▸ **Work required**
Each word in the data below should be copied exactly; the images should not.

□ □ □

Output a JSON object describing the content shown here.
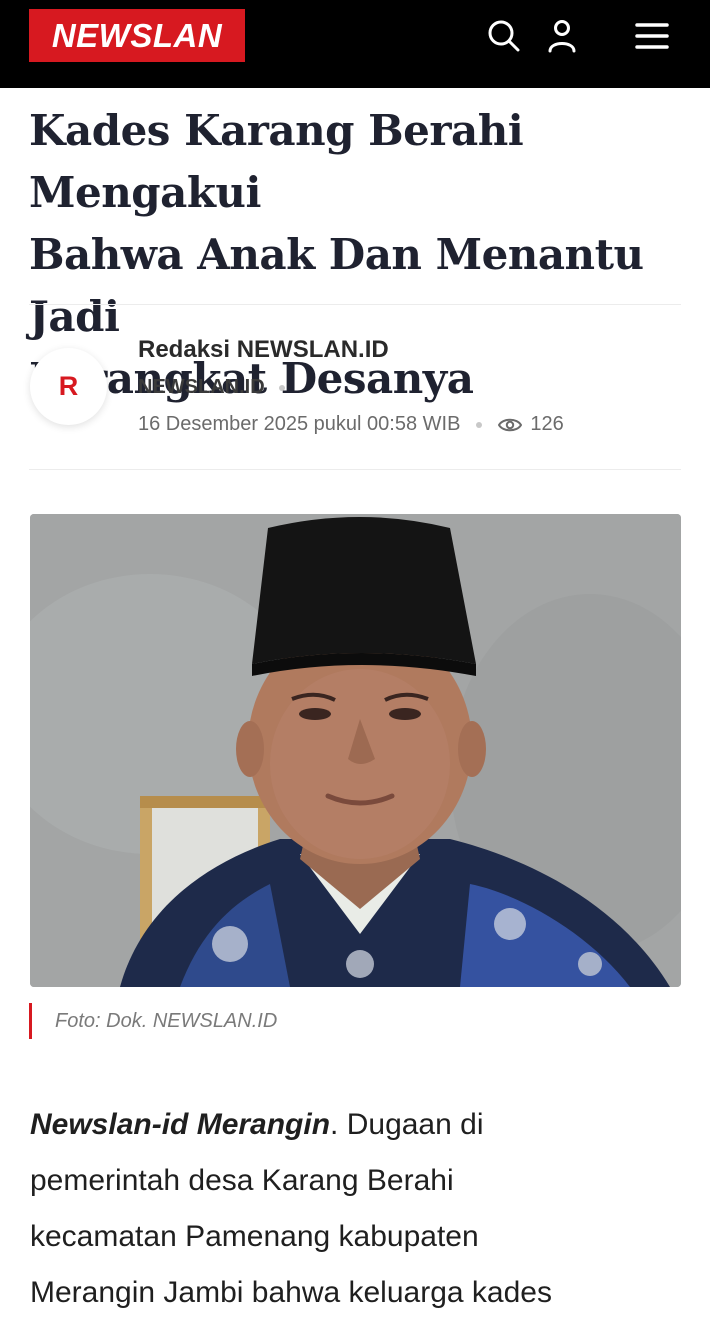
{
  "header": {
    "logo_text": "NEWSLAN",
    "logo_color": "#d71920",
    "bar_color": "#000000",
    "icons": [
      "search-icon",
      "user-icon",
      "menu-icon"
    ]
  },
  "article": {
    "title_line1": "Kades Karang Berahi Mengakui",
    "title_line2": "Bahwa Anak Dan Menantu Jadi",
    "title_line3": "Perangkat Desanya",
    "author": {
      "avatar_letter": "R",
      "name": "Redaksi NEWSLAN.ID",
      "site": "NEWSLAN.ID",
      "date": "16 Desember 2025 pukul 00:58 WIB",
      "views": "126"
    },
    "photo_caption": "Foto: Dok. NEWSLAN.ID",
    "lead": "Newslan-id Merangin",
    "body_line1": ". Dugaan di",
    "body_line2": "pemerintah desa Karang Berahi",
    "body_line3": "kecamatan Pamenang kabupaten",
    "body_line4": "Merangin Jambi bahwa keluarga kades"
  }
}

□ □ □

▸ **Exercise output**
Output a JSON object describing the content shown here.
{
  "header": {
    "logo_text": "NEWSLAN",
    "logo_color": "#d71920",
    "bar_color": "#000000",
    "icons": [
      "search-icon",
      "user-icon",
      "menu-icon"
    ]
  },
  "article": {
    "title_line1": "Kades Karang Berahi Mengakui",
    "title_line2": "Bahwa Anak Dan Menantu Jadi",
    "title_line3": "Perangkat Desanya",
    "author": {
      "avatar_letter": "R",
      "name": "Redaksi NEWSLAN.ID",
      "site": "NEWSLAN.ID",
      "date": "16 Desember 2025 pukul 00:58 WIB",
      "views": "126"
    },
    "photo_caption": "Foto: Dok. NEWSLAN.ID",
    "lead": "Newslan-id Merangin",
    "body_line1": ". Dugaan di",
    "body_line2": "pemerintah desa Karang Berahi",
    "body_line3": "kecamatan Pamenang kabupaten",
    "body_line4": "Merangin Jambi bahwa keluarga kades"
  }
}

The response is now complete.